> [Exercise prompt]:
Set all the entries down again, unaltered.

> [Records supplied]:

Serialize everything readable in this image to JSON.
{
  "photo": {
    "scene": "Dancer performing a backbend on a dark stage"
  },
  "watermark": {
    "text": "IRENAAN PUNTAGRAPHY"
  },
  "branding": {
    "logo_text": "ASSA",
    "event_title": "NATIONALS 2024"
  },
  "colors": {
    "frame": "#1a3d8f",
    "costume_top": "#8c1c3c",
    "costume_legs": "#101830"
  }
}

> [Exercise output]:
Serialize everything readable in this image to JSON.
{
  "photo": {
    "scene": "Dancer performing a backbend on a dark stage"
  },
  "watermark": {
    "text": "IRENAAN PUNTAGRAPHY"
  },
  "branding": {
    "logo_text": "ASSA",
    "event_title": "NATIONALS 2024"
  },
  "colors": {
    "frame": "#1a3d8f",
    "costume_top": "#8c1c3c",
    "costume_legs": "#101830"
  }
}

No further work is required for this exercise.